As such, Sinner is a boss rush in which none of the bosses feel unique or memorable. That nullifies the game’s strengths and amplifies its flaws. My most vivid memories of Sinner aren’t its best moments, which are competent but familiar. Instead, what I most recall is being frustrated with the messiness of the Faiz Tilus fight, or thinking that Camber Luce has way too much health.
Players battle an eighth and final boss after defeating the initial seven, and I’m comfortable saying that this fight is unreasonably difficult – it’s mostly due to his borderline unlimited stamina, leaving zero room for error during the absolute eternity it takes to chip away at his health meter.
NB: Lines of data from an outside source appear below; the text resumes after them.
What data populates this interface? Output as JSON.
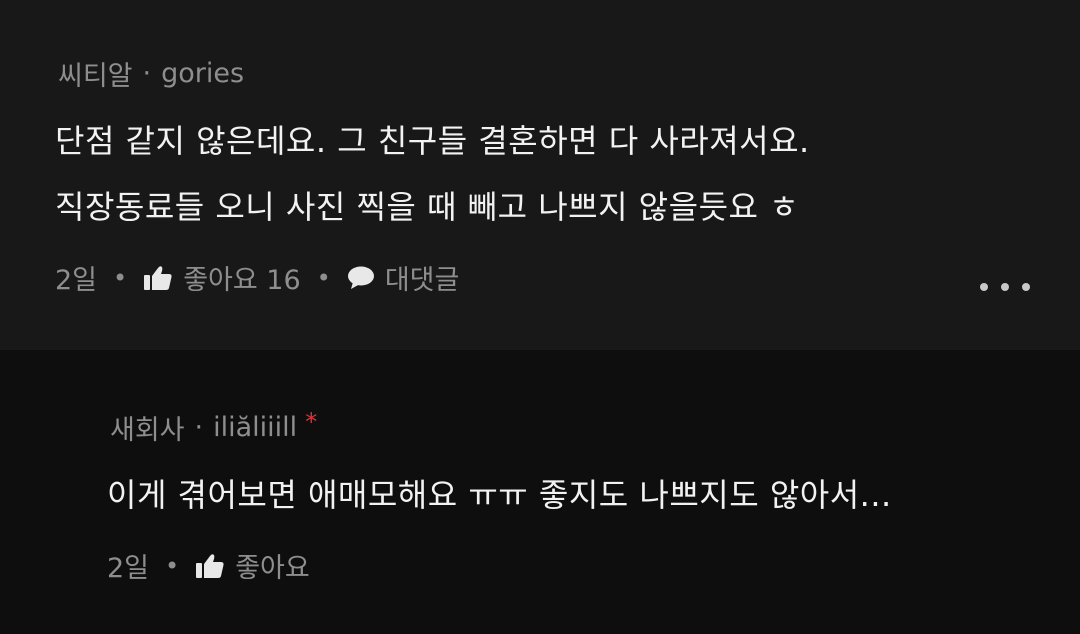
{
  "comments": [
    {
      "company": "씨티알",
      "separator": "·",
      "nickname": "gories",
      "lines": [
        "단점 같지 않은데요. 그 친구들 결혼하면 다 사라져서요.",
        "직장동료들 오니 사진 찍을 때 빼고 나쁘지 않을듯요 ㅎ"
      ],
      "time": "2일",
      "like_label": "좋아요 16",
      "reply_label": "대댓글"
    },
    {
      "company": "새회사",
      "separator": "·",
      "nickname": "iliăliiill",
      "author_marker": "*",
      "lines": [
        "이게 겪어보면 애매모해요 ㅠㅠ 좋지도 나쁘지도 않아서..."
      ],
      "time": "2일",
      "like_label": "좋아요"
    }
  ],
  "colors": {
    "background": "#131313",
    "text_primary": "#f2f2f2",
    "text_secondary": "#8e8e8e",
    "author_marker": "#e0323a"
  },
  "icons": [
    "thumbs-up-icon",
    "speech-bubble-icon",
    "more-dots-icon"
  ]
}
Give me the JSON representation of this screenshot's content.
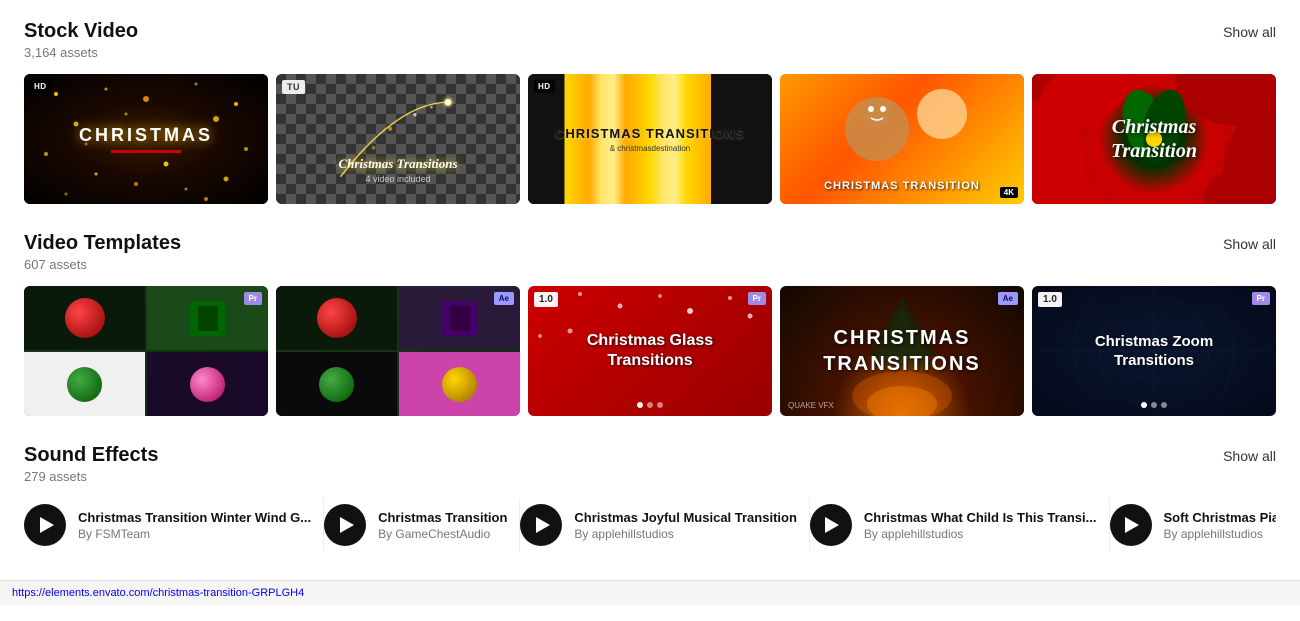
{
  "sections": {
    "stock_video": {
      "title": "Stock Video",
      "count": "3,164 assets",
      "show_all": "Show all",
      "cards": [
        {
          "id": "sv1",
          "type": "golden-particles",
          "label": "CHRISTMAS",
          "sublabel": "",
          "badge": "HD",
          "badge_type": "hd"
        },
        {
          "id": "sv2",
          "type": "checker-star",
          "label": "Christmas Transitions",
          "sublabel": "4 video included",
          "badge": "TU",
          "badge_type": "tu"
        },
        {
          "id": "sv3",
          "type": "gold-bars",
          "label": "CHRISTMAS TRANSITIONS",
          "sublabel": "& christmasdestination",
          "badge": "HD",
          "badge_type": "hd"
        },
        {
          "id": "sv4",
          "type": "stickers",
          "label": "CHRISTMAS TRANSITION",
          "badge4k": "4K"
        },
        {
          "id": "sv5",
          "type": "poinsettia",
          "label": "Christmas Transition"
        }
      ]
    },
    "video_templates": {
      "title": "Video Templates",
      "count": "607 assets",
      "show_all": "Show all",
      "cards": [
        {
          "id": "vt1",
          "type": "ornament-grid",
          "badge_sw": "Pr",
          "badge_sw_color": "pr"
        },
        {
          "id": "vt2",
          "type": "ornament-grid",
          "badge_sw": "Ae",
          "badge_sw_color": "ae"
        },
        {
          "id": "vt3",
          "type": "glass-transitions",
          "label": "Christmas Glass Transitions",
          "version": "1.0",
          "badge_sw": "Pr",
          "badge_sw_color": "pr",
          "bg_color": "red"
        },
        {
          "id": "vt4",
          "type": "christmas-transitions",
          "label": "CHRISTMAS TRANSITIONS",
          "badge_sw": "Ae",
          "badge_sw_color": "ae",
          "bg_color": "fireplace"
        },
        {
          "id": "vt5",
          "type": "zoom-transitions",
          "label": "Christmas Zoom Transitions",
          "version": "1.0",
          "badge_sw": "Pr",
          "badge_sw_color": "pr",
          "bg_color": "dark-blue"
        }
      ]
    },
    "sound_effects": {
      "title": "Sound Effects",
      "count": "279 assets",
      "show_all": "Show all",
      "items": [
        {
          "id": "se1",
          "title": "Christmas Transition Winter Wind G...",
          "author": "By FSMTeam"
        },
        {
          "id": "se2",
          "title": "Christmas Transition",
          "author": "By GameChestAudio"
        },
        {
          "id": "se3",
          "title": "Christmas Joyful Musical Transition",
          "author": "By applehillstudios"
        },
        {
          "id": "se4",
          "title": "Christmas What Child Is This Transi...",
          "author": "By applehillstudios"
        },
        {
          "id": "se5",
          "title": "Soft Christmas Piano Transition",
          "author": "By applehillstudios"
        }
      ]
    }
  },
  "status_bar": {
    "url": "https://elements.envato.com/christmas-transition-GRPLGH4"
  }
}
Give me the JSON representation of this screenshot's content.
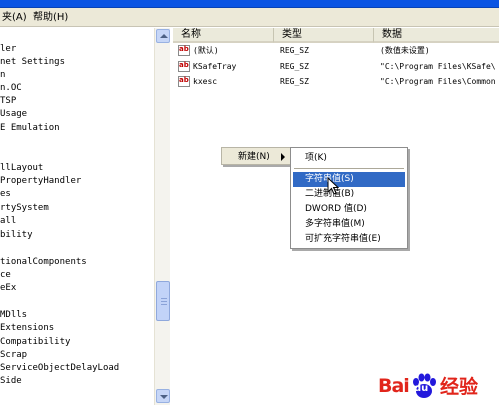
{
  "menubar": {
    "items": [
      "夹(A)",
      "帮助(H)"
    ]
  },
  "tree": {
    "items": [
      "ler",
      "net Settings",
      "n",
      "n.OC",
      "TSP",
      "Usage",
      "E Emulation",
      "",
      "",
      "llLayout",
      "PropertyHandler",
      "es",
      "rtySystem",
      "all",
      "bility",
      "",
      "tionalComponents",
      "ce",
      "eEx",
      "",
      "MDlls",
      "Extensions",
      "Compatibility",
      "Scrap",
      "ServiceObjectDelayLoad",
      "Side"
    ]
  },
  "list": {
    "headers": {
      "name": "名称",
      "type": "类型",
      "data": "数据"
    },
    "rows": [
      {
        "name": "(默认)",
        "type": "REG_SZ",
        "data": "(数值未设置)"
      },
      {
        "name": "KSafeTray",
        "type": "REG_SZ",
        "data": "\"C:\\Program Files\\KSafe\\"
      },
      {
        "name": "kxesc",
        "type": "REG_SZ",
        "data": "\"C:\\Program Files\\Common"
      }
    ],
    "icon_text": "ab"
  },
  "context_menu": {
    "new_label": "新建(N)",
    "items": [
      {
        "label": "项(K)",
        "highlighted": false
      },
      {
        "label": "字符串值(S)",
        "highlighted": true
      },
      {
        "label": "二进制值(B)",
        "highlighted": false
      },
      {
        "label": "DWORD 值(D)",
        "highlighted": false
      },
      {
        "label": "多字符串值(M)",
        "highlighted": false
      },
      {
        "label": "可扩充字符串值(E)",
        "highlighted": false
      }
    ]
  },
  "watermark": {
    "text_left": "Bai",
    "text_paw": "du",
    "text_right": "经验"
  },
  "colors": {
    "accent": "#316ac5",
    "menubar": "#ece9d8",
    "brand_red": "#e1251b"
  }
}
Worse, this is the one instance in Sinner where players have no control over their attributes going in – he’s always the last in line, so he’s always fought when the player is at their weakest. It’s a frustrating slog of a battle that ends the already underwhelming Sinner on its worst note.
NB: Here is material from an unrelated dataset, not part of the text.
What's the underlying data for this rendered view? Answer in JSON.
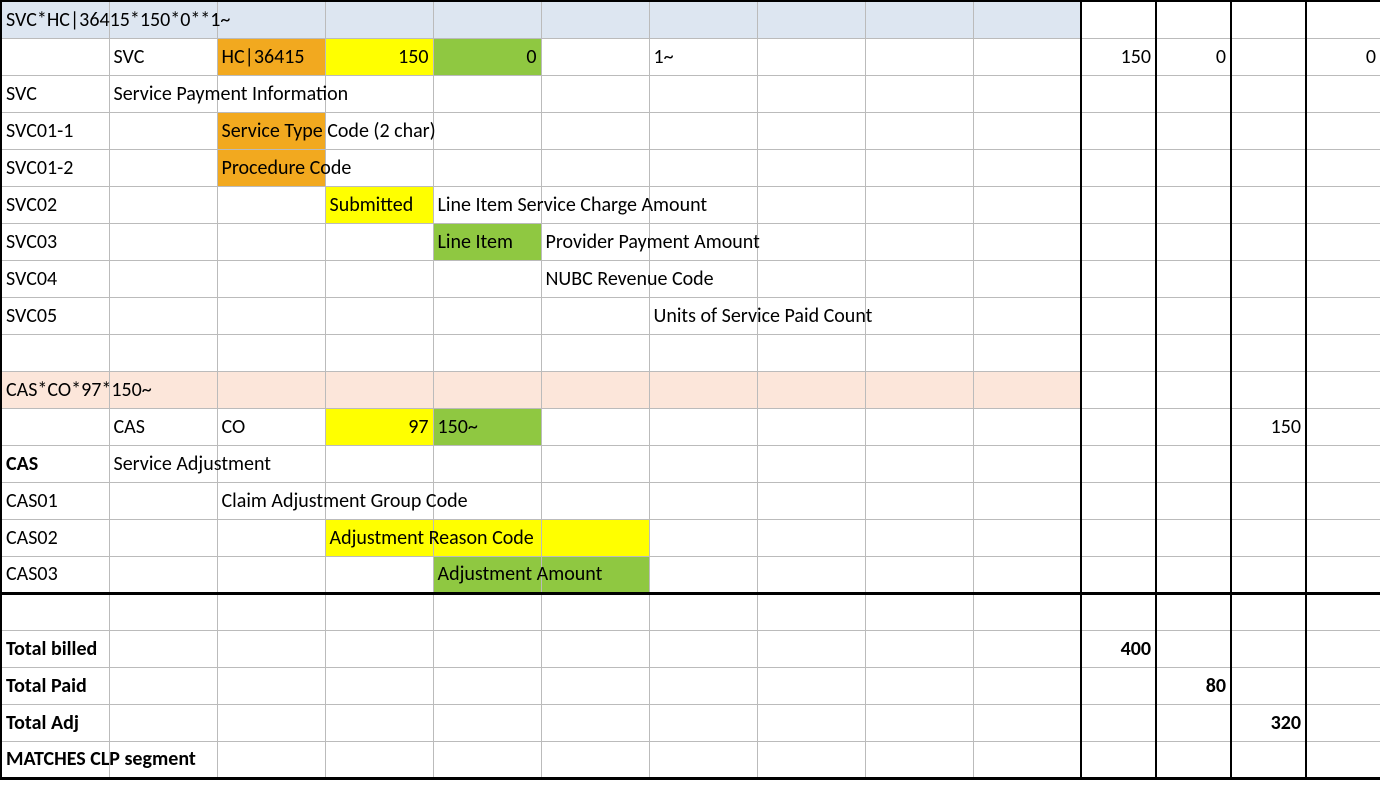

Sinner does what it sets out to do and looks fine enough while doing it, but it just doesn’t feel like its own product, and given how unique the premise is, that should speak volumes on how forgettable Sinner’s core battles actually are. I love the concept, but I hope someone eventually does something more interesting with it.
Disclosures: This game is developed by Dark Star and published by Another Indie. It is currently available on PlayStation 4, Xbox One, Switch and PC. This copy of the game was obtained via publisher and reviewed on the PlayStation 4. Approximately eight hours of play were devoted to the single-player mode, and the game was completed. There are no multiplayer modes.
Parents: According to the ESRB, this game is rated Mature and contains Violence and Blood. I’m a bit surprised by that rating. Maybe it’s the game’s stylized look, but I really didn’t pick up on anything particularly gruesome or inappropriate, aside from one or two gross-looking monster designs. I’d say it’s perfectly fine for teens.
Colorblind Modes: There are no colorblind modes available in the options.
Deaf & Hard of Hearing Gamers: Subtitles are available for all dialogue. Despite the game’s harsh difficulty, audio cues never play an important role. It’s fully accessible.
Remappable Controls: No, this game’s controls are not remappable. There is one alternate preset which maps the attacks to the R1 and R2 buttons.
He was born and raised in Amish country and has yet to escape, despite a brief stint in Philadelphia, where he attended Temple University. He took a one-credit course there called "Career Opportunities for English Majors," which painted a bleak picture for prospective writers. Mike remains steadfast in his ongoing role as a video game critic, however, and has recently written for GamesRadar. Most of his work can be found on HonestGamers, where he has contributed over 200 reviews to date.
When not playing games or writing about them, Mike is a rabid indie music fan and ardent concertgoer. He doesn't read as much as he probably should, but his current favorite author is Alastair Reynolds.